* EXERCISE: The records are to be repeated exactly, and any images in them are to be dropped.

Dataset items

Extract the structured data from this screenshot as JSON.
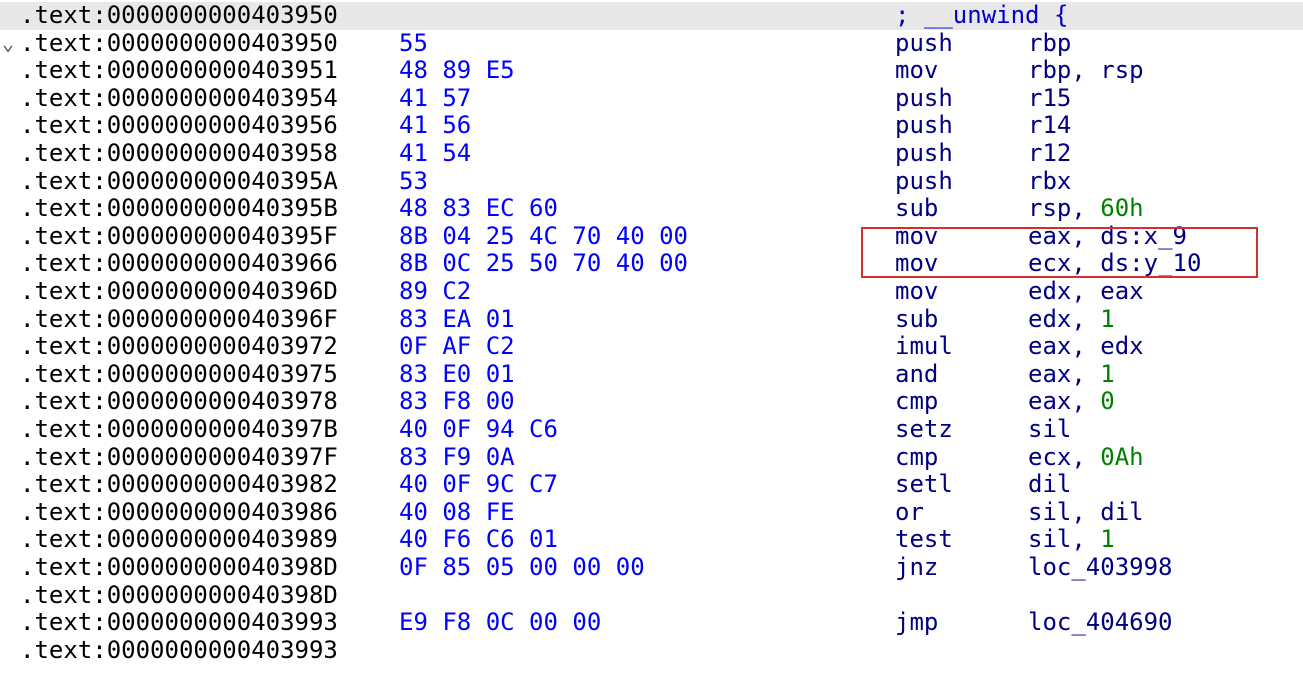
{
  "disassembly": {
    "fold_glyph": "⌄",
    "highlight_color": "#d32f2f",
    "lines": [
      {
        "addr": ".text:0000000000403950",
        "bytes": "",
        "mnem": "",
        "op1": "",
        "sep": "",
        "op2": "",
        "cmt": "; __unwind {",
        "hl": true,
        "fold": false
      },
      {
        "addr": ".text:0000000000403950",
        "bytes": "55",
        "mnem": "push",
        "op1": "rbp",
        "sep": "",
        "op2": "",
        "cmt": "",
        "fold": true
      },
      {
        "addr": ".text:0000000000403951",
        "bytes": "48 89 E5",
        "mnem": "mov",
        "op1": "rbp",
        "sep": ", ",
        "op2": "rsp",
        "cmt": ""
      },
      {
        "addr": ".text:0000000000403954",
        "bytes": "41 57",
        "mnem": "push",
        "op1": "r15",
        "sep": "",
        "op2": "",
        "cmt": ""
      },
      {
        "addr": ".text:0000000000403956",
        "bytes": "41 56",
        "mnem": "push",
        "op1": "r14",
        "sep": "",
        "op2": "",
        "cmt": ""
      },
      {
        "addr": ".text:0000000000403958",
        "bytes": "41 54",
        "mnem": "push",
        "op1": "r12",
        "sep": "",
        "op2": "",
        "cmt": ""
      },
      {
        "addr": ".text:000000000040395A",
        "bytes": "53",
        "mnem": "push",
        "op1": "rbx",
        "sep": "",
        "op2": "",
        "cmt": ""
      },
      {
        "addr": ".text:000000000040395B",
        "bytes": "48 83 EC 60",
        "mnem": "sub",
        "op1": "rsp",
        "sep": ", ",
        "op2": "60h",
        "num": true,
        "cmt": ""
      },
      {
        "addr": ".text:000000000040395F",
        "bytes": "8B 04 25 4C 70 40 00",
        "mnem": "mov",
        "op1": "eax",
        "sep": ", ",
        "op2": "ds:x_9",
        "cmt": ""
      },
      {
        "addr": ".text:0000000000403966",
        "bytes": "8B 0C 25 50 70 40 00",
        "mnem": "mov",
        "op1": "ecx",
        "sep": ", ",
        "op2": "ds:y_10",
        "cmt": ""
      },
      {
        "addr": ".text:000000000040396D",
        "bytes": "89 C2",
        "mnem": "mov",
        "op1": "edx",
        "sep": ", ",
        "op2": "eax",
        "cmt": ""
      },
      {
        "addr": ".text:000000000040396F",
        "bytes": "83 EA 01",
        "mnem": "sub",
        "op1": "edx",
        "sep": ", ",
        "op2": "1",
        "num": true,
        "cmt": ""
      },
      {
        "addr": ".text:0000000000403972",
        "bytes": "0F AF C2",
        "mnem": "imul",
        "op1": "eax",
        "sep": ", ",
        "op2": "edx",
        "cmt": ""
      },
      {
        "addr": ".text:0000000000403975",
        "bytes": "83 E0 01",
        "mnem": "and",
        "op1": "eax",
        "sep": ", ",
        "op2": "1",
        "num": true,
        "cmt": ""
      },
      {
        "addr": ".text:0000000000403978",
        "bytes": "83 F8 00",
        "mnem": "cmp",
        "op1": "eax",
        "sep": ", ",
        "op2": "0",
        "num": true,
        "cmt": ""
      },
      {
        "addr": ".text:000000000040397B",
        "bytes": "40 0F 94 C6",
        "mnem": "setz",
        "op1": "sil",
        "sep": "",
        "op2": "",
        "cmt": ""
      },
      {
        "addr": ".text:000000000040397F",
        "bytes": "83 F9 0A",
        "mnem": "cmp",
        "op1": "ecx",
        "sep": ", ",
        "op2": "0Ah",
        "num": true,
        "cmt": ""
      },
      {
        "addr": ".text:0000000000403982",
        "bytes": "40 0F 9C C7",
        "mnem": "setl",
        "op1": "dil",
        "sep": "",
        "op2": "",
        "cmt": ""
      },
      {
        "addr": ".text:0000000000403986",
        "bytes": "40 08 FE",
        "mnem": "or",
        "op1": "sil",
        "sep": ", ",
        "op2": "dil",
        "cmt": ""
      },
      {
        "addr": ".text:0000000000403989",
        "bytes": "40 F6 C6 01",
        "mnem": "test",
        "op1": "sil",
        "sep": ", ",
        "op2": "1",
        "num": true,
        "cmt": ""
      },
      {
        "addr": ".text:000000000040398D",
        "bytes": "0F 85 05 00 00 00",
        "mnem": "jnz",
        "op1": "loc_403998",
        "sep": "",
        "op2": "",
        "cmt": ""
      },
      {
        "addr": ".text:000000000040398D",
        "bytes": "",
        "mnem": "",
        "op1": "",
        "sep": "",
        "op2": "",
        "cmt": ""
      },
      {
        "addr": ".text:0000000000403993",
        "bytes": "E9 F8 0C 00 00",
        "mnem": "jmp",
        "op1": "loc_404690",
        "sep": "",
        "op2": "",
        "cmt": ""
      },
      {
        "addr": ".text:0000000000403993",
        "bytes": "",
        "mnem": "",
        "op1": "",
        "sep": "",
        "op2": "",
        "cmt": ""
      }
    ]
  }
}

* ANSWER FOR THIS EXERCISE:
Extract the structured data from this screenshot as JSON.
{
  "disassembly": {
    "fold_glyph": "⌄",
    "highlight_color": "#d32f2f",
    "lines": [
      {
        "addr": ".text:0000000000403950",
        "bytes": "",
        "mnem": "",
        "op1": "",
        "sep": "",
        "op2": "",
        "cmt": "; __unwind {",
        "hl": true,
        "fold": false
      },
      {
        "addr": ".text:0000000000403950",
        "bytes": "55",
        "mnem": "push",
        "op1": "rbp",
        "sep": "",
        "op2": "",
        "cmt": "",
        "fold": true
      },
      {
        "addr": ".text:0000000000403951",
        "bytes": "48 89 E5",
        "mnem": "mov",
        "op1": "rbp",
        "sep": ", ",
        "op2": "rsp",
        "cmt": ""
      },
      {
        "addr": ".text:0000000000403954",
        "bytes": "41 57",
        "mnem": "push",
        "op1": "r15",
        "sep": "",
        "op2": "",
        "cmt": ""
      },
      {
        "addr": ".text:0000000000403956",
        "bytes": "41 56",
        "mnem": "push",
        "op1": "r14",
        "sep": "",
        "op2": "",
        "cmt": ""
      },
      {
        "addr": ".text:0000000000403958",
        "bytes": "41 54",
        "mnem": "push",
        "op1": "r12",
        "sep": "",
        "op2": "",
        "cmt": ""
      },
      {
        "addr": ".text:000000000040395A",
        "bytes": "53",
        "mnem": "push",
        "op1": "rbx",
        "sep": "",
        "op2": "",
        "cmt": ""
      },
      {
        "addr": ".text:000000000040395B",
        "bytes": "48 83 EC 60",
        "mnem": "sub",
        "op1": "rsp",
        "sep": ", ",
        "op2": "60h",
        "num": true,
        "cmt": ""
      },
      {
        "addr": ".text:000000000040395F",
        "bytes": "8B 04 25 4C 70 40 00",
        "mnem": "mov",
        "op1": "eax",
        "sep": ", ",
        "op2": "ds:x_9",
        "cmt": ""
      },
      {
        "addr": ".text:0000000000403966",
        "bytes": "8B 0C 25 50 70 40 00",
        "mnem": "mov",
        "op1": "ecx",
        "sep": ", ",
        "op2": "ds:y_10",
        "cmt": ""
      },
      {
        "addr": ".text:000000000040396D",
        "bytes": "89 C2",
        "mnem": "mov",
        "op1": "edx",
        "sep": ", ",
        "op2": "eax",
        "cmt": ""
      },
      {
        "addr": ".text:000000000040396F",
        "bytes": "83 EA 01",
        "mnem": "sub",
        "op1": "edx",
        "sep": ", ",
        "op2": "1",
        "num": true,
        "cmt": ""
      },
      {
        "addr": ".text:0000000000403972",
        "bytes": "0F AF C2",
        "mnem": "imul",
        "op1": "eax",
        "sep": ", ",
        "op2": "edx",
        "cmt": ""
      },
      {
        "addr": ".text:0000000000403975",
        "bytes": "83 E0 01",
        "mnem": "and",
        "op1": "eax",
        "sep": ", ",
        "op2": "1",
        "num": true,
        "cmt": ""
      },
      {
        "addr": ".text:0000000000403978",
        "bytes": "83 F8 00",
        "mnem": "cmp",
        "op1": "eax",
        "sep": ", ",
        "op2": "0",
        "num": true,
        "cmt": ""
      },
      {
        "addr": ".text:000000000040397B",
        "bytes": "40 0F 94 C6",
        "mnem": "setz",
        "op1": "sil",
        "sep": "",
        "op2": "",
        "cmt": ""
      },
      {
        "addr": ".text:000000000040397F",
        "bytes": "83 F9 0A",
        "mnem": "cmp",
        "op1": "ecx",
        "sep": ", ",
        "op2": "0Ah",
        "num": true,
        "cmt": ""
      },
      {
        "addr": ".text:0000000000403982",
        "bytes": "40 0F 9C C7",
        "mnem": "setl",
        "op1": "dil",
        "sep": "",
        "op2": "",
        "cmt": ""
      },
      {
        "addr": ".text:0000000000403986",
        "bytes": "40 08 FE",
        "mnem": "or",
        "op1": "sil",
        "sep": ", ",
        "op2": "dil",
        "cmt": ""
      },
      {
        "addr": ".text:0000000000403989",
        "bytes": "40 F6 C6 01",
        "mnem": "test",
        "op1": "sil",
        "sep": ", ",
        "op2": "1",
        "num": true,
        "cmt": ""
      },
      {
        "addr": ".text:000000000040398D",
        "bytes": "0F 85 05 00 00 00",
        "mnem": "jnz",
        "op1": "loc_403998",
        "sep": "",
        "op2": "",
        "cmt": ""
      },
      {
        "addr": ".text:000000000040398D",
        "bytes": "",
        "mnem": "",
        "op1": "",
        "sep": "",
        "op2": "",
        "cmt": ""
      },
      {
        "addr": ".text:0000000000403993",
        "bytes": "E9 F8 0C 00 00",
        "mnem": "jmp",
        "op1": "loc_404690",
        "sep": "",
        "op2": "",
        "cmt": ""
      },
      {
        "addr": ".text:0000000000403993",
        "bytes": "",
        "mnem": "",
        "op1": "",
        "sep": "",
        "op2": "",
        "cmt": ""
      }
    ]
  }
}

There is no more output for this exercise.